Robyn’s youth is therefore the only thing separating her from Bill, but it’s an incalculable difference. Because while his mind will refuse to see anything other than a beast to put down under direct orders, she will see a shimmer of light and look first. What she sees is Mebh MacTíre (Eva Whittaker), a wolfwalker from lore who presents as a girl when awake and a wolf when asleep. She and her mother Moll (Maria Doyle Kennedy) were the ones who healed that woodsman. Mebh is also the one who’s been ruining Bill’s traps. This is her forest that the humans have trespassed into and yet she and her wolves don’t want to hurt their unwelcome intruders. They simply want to scare them away and be left alone.
Like so many tales of power and greed, such a desire can only last so long if the aggressor refuses to relent. And now that Moll has gone missing (her sleeping body remains in the forest, but her wolf form has been gone for days in search of a new home), Mebh doesn’t know what to do. Luckily for her it’s Robyn who crosses into the wolf’s den and not Bill because Mebh can have some fun at her expense rather than worry about getting a bolt through the forehead. Finding common ground isn’t instant and an accidental bite does occur, but the young wolfwalker is quick to heal it and explain her plight. If Robyn will help find her mother, Cromwell can have the forest without bloodshed.
Shades of How to Train Your Dragon come out as we watch this young English girl attempt to tell her father and the town that the wolves aren’t as bad as their fear presumes. Then shades of The Legend of Zelda: Twilight Princess arrive once that bite transforms Robyn into a wolfwalker herself—trying her damnedest to escape the town with her life upon waking to find herself looking at her sleeping body as trails of colored scents and colored sound waves flow to help her stay a step ahead of danger as she seeks sanctuary. She’s suddenly more invested in saving these wolves (and herself) than ever just as Cromwell and Bill escalate their assault. Fire is surely on the horizon.
What follows is a gorgeous journey towards compassionate enlightenment on behalf of a people seeking the same for themselves. And just like Moore’s previous films The Secret of Kells and Song of the Sea, a consistently mesmerizing Celtic flavor is imbued into the animation, music, and story. He and Stewart leave in sketch lines, misalign color fields from heavy outlines, and provide a uniquely electric energy to the whole that computer animation can’t quite replicate. And the way in which they keep foreground and background in frame with an unorthodox combination of vantage points positioned upon a wave of land folding in on itself (we see characters moving in profile on the horizon beneath a sky filled by an overhead view of the distant town) is magical.
One should expect no less from Cartoon Saloon visually or narratively as they’ve forever proven to be one of the best in the business. We feel the stakes as Bill’s foot soldier blindly follows orders to survive and as Robyn brazenly rejects them to do the same. And we’re overcome by Mebh’s unbridled rage when her existence is put in peril by the violence of callous men. Outlines can’t contain the wildly chaotic and roughly drawn reds of fire or the characters’ emotions once conflicting hearts are forced to choose their side. At a certain point the difference between just and corrupt has to matter more than allegiance or love because the latter two ultimately mean nothing if they’ve formed upon the back of monstrous acts.
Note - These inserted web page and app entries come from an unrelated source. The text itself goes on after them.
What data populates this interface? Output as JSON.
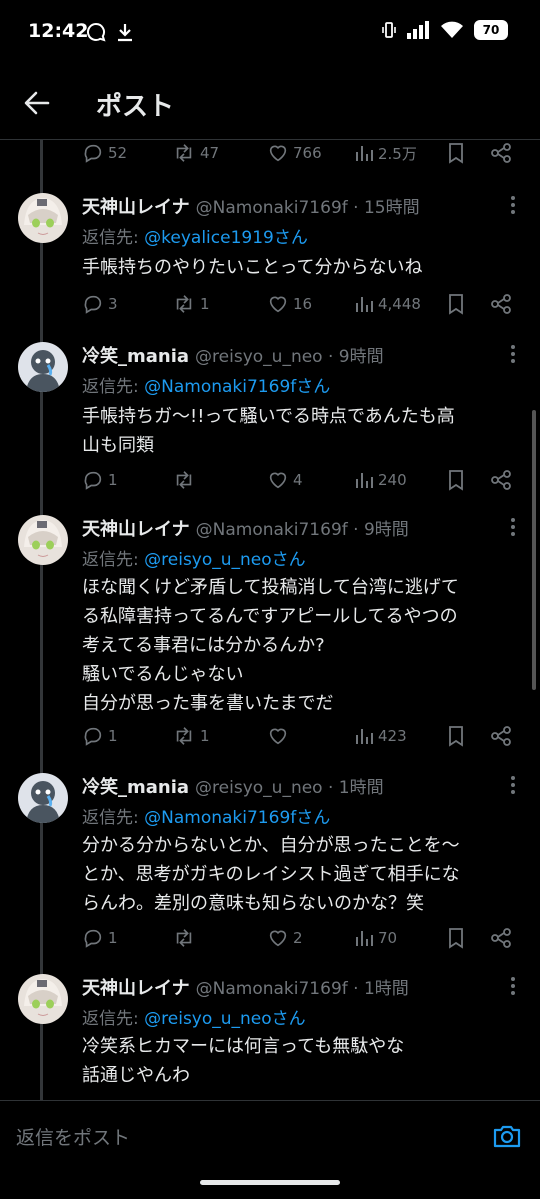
{
  "status_bar": {
    "time": "12:42",
    "battery": "70"
  },
  "header": {
    "title": "ポスト"
  },
  "top_actions": {
    "replies": "52",
    "reposts": "47",
    "likes": "766",
    "views": "2.5万"
  },
  "tweets": [
    {
      "name": "天神山レイナ",
      "handle": "@Namonaki7169f · 15時間",
      "reply_prefix": "返信先: ",
      "reply_mention": "@keyalice1919さん",
      "text": "手帳持ちのやりたいことって分からないね",
      "replies": "3",
      "reposts": "1",
      "likes": "16",
      "views": "4,448"
    },
    {
      "name": "冷笑_mania",
      "handle": "@reisyo_u_neo · 9時間",
      "reply_prefix": "返信先: ",
      "reply_mention": "@Namonaki7169fさん",
      "text": "手帳持ちガ〜!!って騒いでる時点であんたも高\n山も同類",
      "replies": "1",
      "reposts": "",
      "likes": "4",
      "views": "240"
    },
    {
      "name": "天神山レイナ",
      "handle": "@Namonaki7169f · 9時間",
      "reply_prefix": "返信先: ",
      "reply_mention": "@reisyo_u_neoさん",
      "text": "ほな聞くけど矛盾して投稿消して台湾に逃げて\nる私障害持ってるんですアピールしてるやつの\n考えてる事君には分かるんか?\n騒いでるんじゃない\n自分が思った事を書いたまでだ",
      "replies": "1",
      "reposts": "1",
      "likes": "",
      "views": "423"
    },
    {
      "name": "冷笑_mania",
      "handle": "@reisyo_u_neo · 1時間",
      "reply_prefix": "返信先: ",
      "reply_mention": "@Namonaki7169fさん",
      "text": "分かる分からないとか、自分が思ったことを〜\nとか、思考がガキのレイシスト過ぎて相手にな\nらんわ。差別の意味も知らないのかな？笑",
      "replies": "1",
      "reposts": "",
      "likes": "2",
      "views": "70"
    },
    {
      "name": "天神山レイナ",
      "handle": "@Namonaki7169f · 1時間",
      "reply_prefix": "返信先: ",
      "reply_mention": "@reisyo_u_neoさん",
      "text": "冷笑系ヒカマーには何言っても無駄やな\n話通じやんわ"
    }
  ],
  "reply_bar": {
    "placeholder": "返信をポスト"
  },
  "colors": {
    "background": "#000000",
    "text": "#e7e9ea",
    "muted": "#71767b",
    "accent": "#1d9bf0"
  }
}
Wolfwalkers screened at the Toronto International Film Festival.